* [TASK DESCRIPTION] Quote every line below exactly and skip any picture.

[RECORDS FOR THIS EXERCISE]

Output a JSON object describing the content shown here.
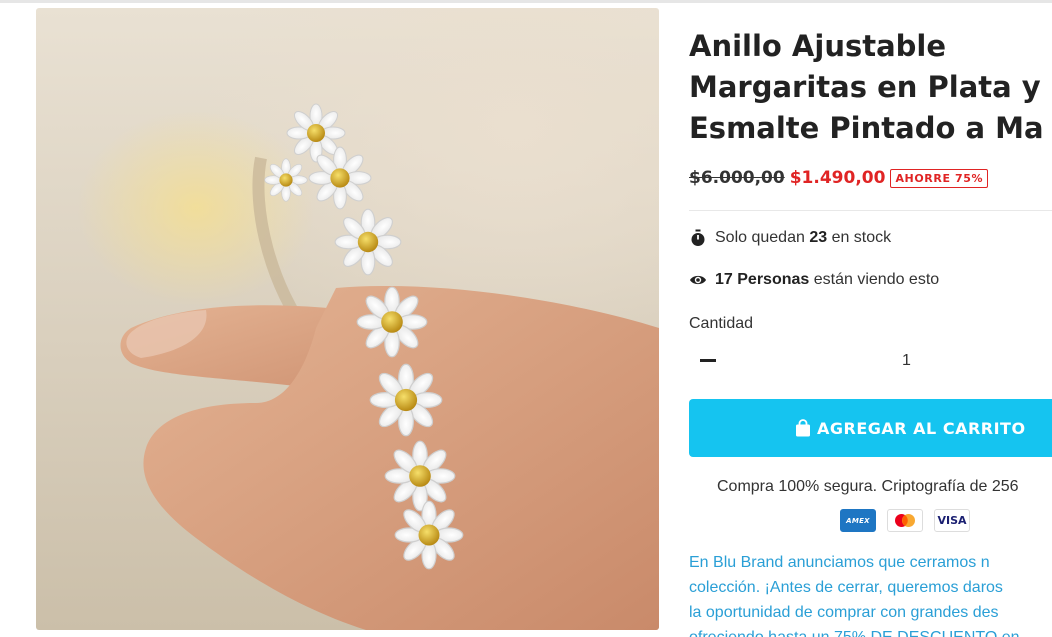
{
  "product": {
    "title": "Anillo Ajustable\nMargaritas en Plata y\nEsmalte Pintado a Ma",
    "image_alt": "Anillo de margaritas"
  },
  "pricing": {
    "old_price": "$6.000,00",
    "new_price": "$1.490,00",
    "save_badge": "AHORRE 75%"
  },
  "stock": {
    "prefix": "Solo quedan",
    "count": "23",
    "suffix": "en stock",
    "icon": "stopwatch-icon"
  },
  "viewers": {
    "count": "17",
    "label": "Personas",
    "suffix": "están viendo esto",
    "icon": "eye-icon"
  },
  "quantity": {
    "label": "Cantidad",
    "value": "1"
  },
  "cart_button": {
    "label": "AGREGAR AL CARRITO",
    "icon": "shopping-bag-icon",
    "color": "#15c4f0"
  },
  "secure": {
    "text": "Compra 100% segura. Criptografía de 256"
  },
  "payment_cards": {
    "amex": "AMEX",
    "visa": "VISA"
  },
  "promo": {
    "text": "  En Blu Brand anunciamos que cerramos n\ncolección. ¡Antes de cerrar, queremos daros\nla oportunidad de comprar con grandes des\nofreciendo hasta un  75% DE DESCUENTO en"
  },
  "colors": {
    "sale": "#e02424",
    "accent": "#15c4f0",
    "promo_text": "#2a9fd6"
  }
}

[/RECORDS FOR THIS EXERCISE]

* [TASK SOLUTION]
Output a JSON object describing the content shown here.
{
  "product": {
    "title": "Anillo Ajustable\nMargaritas en Plata y\nEsmalte Pintado a Ma",
    "image_alt": "Anillo de margaritas"
  },
  "pricing": {
    "old_price": "$6.000,00",
    "new_price": "$1.490,00",
    "save_badge": "AHORRE 75%"
  },
  "stock": {
    "prefix": "Solo quedan",
    "count": "23",
    "suffix": "en stock",
    "icon": "stopwatch-icon"
  },
  "viewers": {
    "count": "17",
    "label": "Personas",
    "suffix": "están viendo esto",
    "icon": "eye-icon"
  },
  "quantity": {
    "label": "Cantidad",
    "value": "1"
  },
  "cart_button": {
    "label": "AGREGAR AL CARRITO",
    "icon": "shopping-bag-icon",
    "color": "#15c4f0"
  },
  "secure": {
    "text": "Compra 100% segura. Criptografía de 256"
  },
  "payment_cards": {
    "amex": "AMEX",
    "visa": "VISA"
  },
  "promo": {
    "text": "  En Blu Brand anunciamos que cerramos n\ncolección. ¡Antes de cerrar, queremos daros\nla oportunidad de comprar con grandes des\nofreciendo hasta un  75% DE DESCUENTO en"
  },
  "colors": {
    "sale": "#e02424",
    "accent": "#15c4f0",
    "promo_text": "#2a9fd6"
  }
}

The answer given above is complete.